The OB-Xa was released in December 1980, replacing the OB-X after only a year on the market. The OB-Xa was the first Oberheim product adorned with blue horizontal pinstripes on black background that would become standard trade dress for future Oberheim products. While the OB-Xa offered the same polyphony as its predecessor (4, 6 and 8-voice models were offered), its keyboard could be split into two halves (each with its own voice) or to layer voices to create thicker sound (essentially making two notes sound for every key pressed). The OB-Xa also added the ability to switch between 2-pole 12dB and 4-pole 24dB filtering. It offered Filter Envelope modulation for oscillator 2 (which allows the pitch to be modulated by the envelope) in place of the OB-X's ability to cross modulate (frequency modulation of the first VCO with the second VCO).[3]

Interior view of Oberheim OB-Xa analog polyphonic synthesizer

Instead of the discrete circuits for oscillators and filters utilized by the OB-X, the OB-Xa (and the Oberheim synths to follow) switched to Curtis integrated circuits. This made the inside of the synth less cluttered, facilitating troubleshooting, and reducing the cost of manufacture. It was getting more difficult to service the OB-Xa due to the scarcity of Curtis chips; however, Curtis in June 2016,[4] Coolaudio[5][6] and Alfa[7] all started re-manufacturing some of these chips which has breathed new life into the longevity of the OB-Xa and many other synthesizers that use these chips.


The synth was used in the famous Van Halen song "Jump".[3] Many other 1980s and '90s artists have used the synth including New Order,[3] Carpenters, The Police, Queen, Rush, Rod Stewart, Prince, Miles Davis, Simple Minds and Gary Numan.[8]

Hardware re-issues and recreations[edit]

In 2017, Behringer announced it would replicate the CEM3340 VCO chips used in the OB-Xa synthesizer.
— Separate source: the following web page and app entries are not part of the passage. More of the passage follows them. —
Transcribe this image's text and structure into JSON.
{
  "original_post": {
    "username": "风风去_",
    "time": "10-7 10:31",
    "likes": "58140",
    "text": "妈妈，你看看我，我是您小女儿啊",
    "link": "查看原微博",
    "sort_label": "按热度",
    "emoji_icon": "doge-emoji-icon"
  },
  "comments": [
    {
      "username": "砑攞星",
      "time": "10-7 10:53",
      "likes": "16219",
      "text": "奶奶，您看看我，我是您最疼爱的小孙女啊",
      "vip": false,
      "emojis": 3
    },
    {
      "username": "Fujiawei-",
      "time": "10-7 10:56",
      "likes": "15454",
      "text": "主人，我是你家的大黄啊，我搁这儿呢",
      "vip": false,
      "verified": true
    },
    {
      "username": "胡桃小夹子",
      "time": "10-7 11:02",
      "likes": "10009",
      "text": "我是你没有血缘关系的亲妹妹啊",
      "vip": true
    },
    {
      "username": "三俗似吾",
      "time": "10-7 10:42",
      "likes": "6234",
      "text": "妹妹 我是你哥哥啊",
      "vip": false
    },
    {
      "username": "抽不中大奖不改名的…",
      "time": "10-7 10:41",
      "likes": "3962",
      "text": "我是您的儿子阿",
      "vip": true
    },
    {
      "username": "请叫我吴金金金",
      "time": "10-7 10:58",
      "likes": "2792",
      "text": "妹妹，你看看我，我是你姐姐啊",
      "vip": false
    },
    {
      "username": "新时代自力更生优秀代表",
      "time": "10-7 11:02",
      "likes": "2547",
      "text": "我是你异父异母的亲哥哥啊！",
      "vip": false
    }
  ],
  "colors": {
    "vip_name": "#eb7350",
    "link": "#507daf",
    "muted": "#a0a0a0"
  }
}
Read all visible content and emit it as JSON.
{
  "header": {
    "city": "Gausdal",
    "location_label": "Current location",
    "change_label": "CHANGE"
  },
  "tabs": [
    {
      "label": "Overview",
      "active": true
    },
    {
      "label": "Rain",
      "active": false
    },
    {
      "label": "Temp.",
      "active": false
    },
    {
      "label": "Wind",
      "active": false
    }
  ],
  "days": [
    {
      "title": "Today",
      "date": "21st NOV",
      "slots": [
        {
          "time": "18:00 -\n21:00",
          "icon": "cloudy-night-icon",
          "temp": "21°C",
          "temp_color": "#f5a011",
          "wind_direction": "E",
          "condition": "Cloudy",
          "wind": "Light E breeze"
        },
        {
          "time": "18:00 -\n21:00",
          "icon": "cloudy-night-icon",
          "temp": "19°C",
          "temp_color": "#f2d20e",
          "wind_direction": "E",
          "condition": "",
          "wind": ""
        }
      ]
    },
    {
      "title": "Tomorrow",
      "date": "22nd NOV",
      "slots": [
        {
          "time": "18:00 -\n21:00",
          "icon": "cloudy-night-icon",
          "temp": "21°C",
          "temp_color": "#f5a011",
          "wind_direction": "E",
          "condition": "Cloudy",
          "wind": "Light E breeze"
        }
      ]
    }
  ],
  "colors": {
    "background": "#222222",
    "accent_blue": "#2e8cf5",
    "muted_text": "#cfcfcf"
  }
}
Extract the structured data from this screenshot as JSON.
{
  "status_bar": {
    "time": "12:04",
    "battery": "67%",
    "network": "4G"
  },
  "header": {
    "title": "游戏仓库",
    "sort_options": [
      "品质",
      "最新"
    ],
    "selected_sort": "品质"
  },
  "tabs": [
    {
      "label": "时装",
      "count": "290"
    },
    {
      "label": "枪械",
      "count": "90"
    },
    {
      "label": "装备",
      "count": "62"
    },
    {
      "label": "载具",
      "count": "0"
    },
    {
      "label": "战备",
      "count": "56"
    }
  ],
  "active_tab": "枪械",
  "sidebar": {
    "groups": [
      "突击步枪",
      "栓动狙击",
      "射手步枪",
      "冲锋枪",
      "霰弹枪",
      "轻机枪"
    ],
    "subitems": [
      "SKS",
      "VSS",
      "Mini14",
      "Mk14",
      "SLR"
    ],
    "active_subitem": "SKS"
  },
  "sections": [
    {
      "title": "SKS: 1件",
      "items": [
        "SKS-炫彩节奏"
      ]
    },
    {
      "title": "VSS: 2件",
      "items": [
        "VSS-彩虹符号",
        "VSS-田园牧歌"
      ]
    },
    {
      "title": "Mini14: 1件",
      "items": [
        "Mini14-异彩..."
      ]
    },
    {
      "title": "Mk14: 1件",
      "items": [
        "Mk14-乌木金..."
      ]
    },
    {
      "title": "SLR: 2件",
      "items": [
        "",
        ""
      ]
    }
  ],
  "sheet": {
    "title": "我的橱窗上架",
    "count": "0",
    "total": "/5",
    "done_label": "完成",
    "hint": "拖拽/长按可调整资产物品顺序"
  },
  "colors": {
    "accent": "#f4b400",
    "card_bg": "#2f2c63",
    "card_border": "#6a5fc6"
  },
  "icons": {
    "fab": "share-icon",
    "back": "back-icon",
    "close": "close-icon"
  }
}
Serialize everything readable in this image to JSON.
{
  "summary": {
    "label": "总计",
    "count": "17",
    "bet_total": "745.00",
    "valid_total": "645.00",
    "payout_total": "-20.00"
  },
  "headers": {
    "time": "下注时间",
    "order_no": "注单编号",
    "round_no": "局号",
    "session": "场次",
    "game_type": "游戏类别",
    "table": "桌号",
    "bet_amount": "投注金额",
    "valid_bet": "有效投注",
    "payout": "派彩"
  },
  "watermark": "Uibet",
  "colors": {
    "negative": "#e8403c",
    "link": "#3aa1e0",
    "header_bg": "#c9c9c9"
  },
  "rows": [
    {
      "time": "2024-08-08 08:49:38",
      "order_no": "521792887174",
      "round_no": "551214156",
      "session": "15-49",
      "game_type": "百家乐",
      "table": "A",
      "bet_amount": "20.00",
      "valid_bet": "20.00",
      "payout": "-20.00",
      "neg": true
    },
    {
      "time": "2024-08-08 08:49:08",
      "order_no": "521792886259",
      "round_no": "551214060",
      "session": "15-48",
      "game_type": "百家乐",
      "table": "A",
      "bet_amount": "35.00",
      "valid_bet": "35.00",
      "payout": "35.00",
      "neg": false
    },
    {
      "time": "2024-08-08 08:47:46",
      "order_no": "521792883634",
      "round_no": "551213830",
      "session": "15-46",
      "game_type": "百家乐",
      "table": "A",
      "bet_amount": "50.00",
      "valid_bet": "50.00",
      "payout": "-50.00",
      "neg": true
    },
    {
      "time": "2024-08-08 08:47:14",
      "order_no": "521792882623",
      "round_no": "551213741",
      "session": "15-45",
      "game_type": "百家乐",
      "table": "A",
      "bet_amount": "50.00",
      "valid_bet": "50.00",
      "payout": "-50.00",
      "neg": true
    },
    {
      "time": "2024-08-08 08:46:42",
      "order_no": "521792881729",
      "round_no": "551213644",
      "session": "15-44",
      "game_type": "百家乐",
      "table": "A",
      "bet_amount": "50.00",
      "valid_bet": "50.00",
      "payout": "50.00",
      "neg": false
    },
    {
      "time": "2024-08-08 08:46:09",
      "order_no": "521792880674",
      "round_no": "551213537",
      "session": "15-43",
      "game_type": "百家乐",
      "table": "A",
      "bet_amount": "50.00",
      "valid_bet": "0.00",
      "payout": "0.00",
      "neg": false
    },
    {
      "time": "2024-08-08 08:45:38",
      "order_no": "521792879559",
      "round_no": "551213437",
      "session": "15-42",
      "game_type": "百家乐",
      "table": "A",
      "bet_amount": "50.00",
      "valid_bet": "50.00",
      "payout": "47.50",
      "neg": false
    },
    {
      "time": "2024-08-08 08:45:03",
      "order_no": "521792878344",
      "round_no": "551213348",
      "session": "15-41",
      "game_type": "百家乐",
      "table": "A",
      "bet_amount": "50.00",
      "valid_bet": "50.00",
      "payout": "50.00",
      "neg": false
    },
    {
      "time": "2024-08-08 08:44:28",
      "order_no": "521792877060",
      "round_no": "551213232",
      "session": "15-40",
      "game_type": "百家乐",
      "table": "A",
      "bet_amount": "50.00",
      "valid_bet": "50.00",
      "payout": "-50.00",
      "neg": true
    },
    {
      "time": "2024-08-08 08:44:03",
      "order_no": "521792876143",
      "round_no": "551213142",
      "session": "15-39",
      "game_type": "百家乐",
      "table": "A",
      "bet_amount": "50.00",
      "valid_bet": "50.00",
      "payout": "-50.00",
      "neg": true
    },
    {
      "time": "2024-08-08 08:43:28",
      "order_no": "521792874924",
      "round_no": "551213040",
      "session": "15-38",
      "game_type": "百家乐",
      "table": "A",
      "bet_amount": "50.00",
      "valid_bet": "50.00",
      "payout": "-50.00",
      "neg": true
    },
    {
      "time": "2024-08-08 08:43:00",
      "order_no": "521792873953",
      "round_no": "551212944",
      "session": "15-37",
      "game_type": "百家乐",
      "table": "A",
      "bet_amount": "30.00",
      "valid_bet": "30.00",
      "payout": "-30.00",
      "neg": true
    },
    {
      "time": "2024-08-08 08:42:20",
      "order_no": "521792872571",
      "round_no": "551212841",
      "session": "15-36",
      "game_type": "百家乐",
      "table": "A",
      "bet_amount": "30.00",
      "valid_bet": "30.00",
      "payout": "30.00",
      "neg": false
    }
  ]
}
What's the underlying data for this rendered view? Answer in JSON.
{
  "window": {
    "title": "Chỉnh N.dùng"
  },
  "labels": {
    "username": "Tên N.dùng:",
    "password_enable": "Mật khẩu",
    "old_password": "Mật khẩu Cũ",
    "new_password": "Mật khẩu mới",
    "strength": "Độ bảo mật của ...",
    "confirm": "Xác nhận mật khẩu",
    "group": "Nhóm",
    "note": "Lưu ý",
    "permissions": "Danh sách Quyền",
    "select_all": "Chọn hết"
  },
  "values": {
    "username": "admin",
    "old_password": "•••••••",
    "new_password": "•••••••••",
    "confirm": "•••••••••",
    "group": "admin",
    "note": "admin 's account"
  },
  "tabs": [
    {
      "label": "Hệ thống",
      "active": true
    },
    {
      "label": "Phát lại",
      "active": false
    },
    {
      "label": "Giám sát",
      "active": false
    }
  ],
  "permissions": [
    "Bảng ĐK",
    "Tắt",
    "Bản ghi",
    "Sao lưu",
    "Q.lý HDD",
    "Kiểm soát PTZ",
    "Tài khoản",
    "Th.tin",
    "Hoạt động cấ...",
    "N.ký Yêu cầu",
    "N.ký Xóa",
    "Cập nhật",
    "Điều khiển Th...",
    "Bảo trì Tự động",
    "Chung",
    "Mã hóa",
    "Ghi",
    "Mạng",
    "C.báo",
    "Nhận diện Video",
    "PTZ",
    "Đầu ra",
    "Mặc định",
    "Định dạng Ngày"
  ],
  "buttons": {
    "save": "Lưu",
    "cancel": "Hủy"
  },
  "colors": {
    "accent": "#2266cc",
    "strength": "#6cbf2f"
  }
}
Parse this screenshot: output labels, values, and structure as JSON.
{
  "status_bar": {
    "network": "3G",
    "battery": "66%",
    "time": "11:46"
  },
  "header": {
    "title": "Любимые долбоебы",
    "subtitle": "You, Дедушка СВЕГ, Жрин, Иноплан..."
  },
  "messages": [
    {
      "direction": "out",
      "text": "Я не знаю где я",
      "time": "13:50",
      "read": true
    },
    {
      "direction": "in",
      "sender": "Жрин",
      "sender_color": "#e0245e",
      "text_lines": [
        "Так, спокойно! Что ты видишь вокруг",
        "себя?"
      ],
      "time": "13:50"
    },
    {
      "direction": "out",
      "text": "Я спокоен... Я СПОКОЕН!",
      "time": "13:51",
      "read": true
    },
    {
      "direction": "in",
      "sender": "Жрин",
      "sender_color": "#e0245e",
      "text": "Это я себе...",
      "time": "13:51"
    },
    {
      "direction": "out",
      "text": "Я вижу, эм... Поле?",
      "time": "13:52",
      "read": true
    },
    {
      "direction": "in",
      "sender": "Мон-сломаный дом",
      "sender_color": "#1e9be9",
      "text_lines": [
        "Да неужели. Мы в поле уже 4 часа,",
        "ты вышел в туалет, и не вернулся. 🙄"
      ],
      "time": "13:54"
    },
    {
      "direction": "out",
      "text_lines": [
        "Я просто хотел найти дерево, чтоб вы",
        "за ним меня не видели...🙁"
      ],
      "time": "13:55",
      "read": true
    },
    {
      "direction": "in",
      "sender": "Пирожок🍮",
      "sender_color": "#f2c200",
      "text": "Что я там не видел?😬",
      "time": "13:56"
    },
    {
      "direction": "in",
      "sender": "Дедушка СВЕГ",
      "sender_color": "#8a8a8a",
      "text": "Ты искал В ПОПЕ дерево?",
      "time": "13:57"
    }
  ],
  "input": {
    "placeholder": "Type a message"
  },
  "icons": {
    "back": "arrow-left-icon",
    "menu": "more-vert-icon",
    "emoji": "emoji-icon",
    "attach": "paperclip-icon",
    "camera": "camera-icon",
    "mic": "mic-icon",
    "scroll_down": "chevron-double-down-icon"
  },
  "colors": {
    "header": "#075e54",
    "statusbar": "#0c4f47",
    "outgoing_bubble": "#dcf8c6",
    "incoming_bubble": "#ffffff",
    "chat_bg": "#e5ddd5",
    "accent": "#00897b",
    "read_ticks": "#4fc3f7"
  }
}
The widow of chip creator Doug Curtis released a statement clarifying that the replica was made without permission and that Curtis "would be deeply saddened by the attempt of others to trade on his name and to make unsubstantiated claims of equivalency to his original inventions".[9] In 2018, Uli Behringer announced that Behringer would be producing a clone of the OB-Xa known as the UB-Xa,[10] but a microprocessor shortage delayed the project.[11] The following year, however, Behringer announced that the UB-Xa was ready for manufacture, and announced a desktop version. The first UB-Xa units were delivered in December 2023.[12]

In May 2022, the Oberheim OB-X8, a new 8-voice analog synthesizer with the voice architecture and filters of three classic Oberheim models: the OB-X, OB-Xa, and OB-8, along with functionality and features not included on the original models, was announced. The new synthesizer is manufactured by Sequential in partnership with Tom Oberheim.[13][14]


  1. ^ Vail, Mark (1993). Vintage Synthesizers. San Francisco, California: Miller Freeman Books. p. 154. ISBN 0-87930-275-5.
  2. ^ "Blast from the past: Oberheim OB-Xa - MusicRadar". Musicradar.com.
  3. ^ a b c "The 10 Most Widely Influential Synths Ever". Soundfly. 2016-05-25. Retrieved 2021-05-25.
  4. ^ "Home". Curtis Electromusic Specialties. Retrieved 5 July 2018.
  5. ^ "V3340D Voltage Controlled Oscillator". Retrieved 27 April 2020.
  6. ^ "V3320 Voltage Controlled Filter". Retrieved 27 April 2020.
  7. ^ "Semiconductor production". Retrieved 27 April 2020.
  8. ^ "The Oberheim synthesizer: a playlist". National Science and Media Museum blog. 28 August 2020. Retrieved 2021-05-25.
  9. ^ "Curtis chip company speaks out against vintage synth cloning". FACT Magazine. 2017-03-22. Retrieved 2020-05-21.
  10. ^ https://gearspace.com/board/electronic-music-instruments-and-electronic-music-production/1196469-behringer-ub-xa-synthesizer.html
  11. ^ "Behringer: Chip shortages worsened by Ukraine factory shutdowns, but could be relieved by 2023".
  12. ^ "Behringer's long awaited UB-Xa synth is finally ready for production".
  13. ^ Rogerson, Ben (2022-05-10). "Superbooth 2022: Oberheim is back with the OB-X8, an analogue love letter to its '80s synths". MusicRadar. Retrieved 2022-05-18.
  14. ^ Willings, Sam (2022-05-11). "Superbooth 2022: Tom Oberheim's OB-X8 lands, carrying on the OB legacy from 1979 with help from Dave Smith". MusicTech. Retrieved 2022-05-18.

Further reading[edit]

External links[edit]